Data extracted from a collection
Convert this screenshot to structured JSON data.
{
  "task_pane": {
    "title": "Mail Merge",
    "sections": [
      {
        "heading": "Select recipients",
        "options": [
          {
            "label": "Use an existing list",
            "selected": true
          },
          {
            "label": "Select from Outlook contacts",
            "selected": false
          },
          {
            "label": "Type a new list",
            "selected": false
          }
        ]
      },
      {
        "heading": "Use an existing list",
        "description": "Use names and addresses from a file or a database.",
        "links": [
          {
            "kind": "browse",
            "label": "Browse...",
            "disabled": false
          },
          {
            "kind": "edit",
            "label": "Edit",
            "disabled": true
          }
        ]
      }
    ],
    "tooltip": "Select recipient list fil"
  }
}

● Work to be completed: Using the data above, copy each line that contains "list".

● The completed task:
            "label": "Use an existing list",
            "label": "Type a new list",
        "heading": "Use an existing list",
    "tooltip": "Select recipient list fil"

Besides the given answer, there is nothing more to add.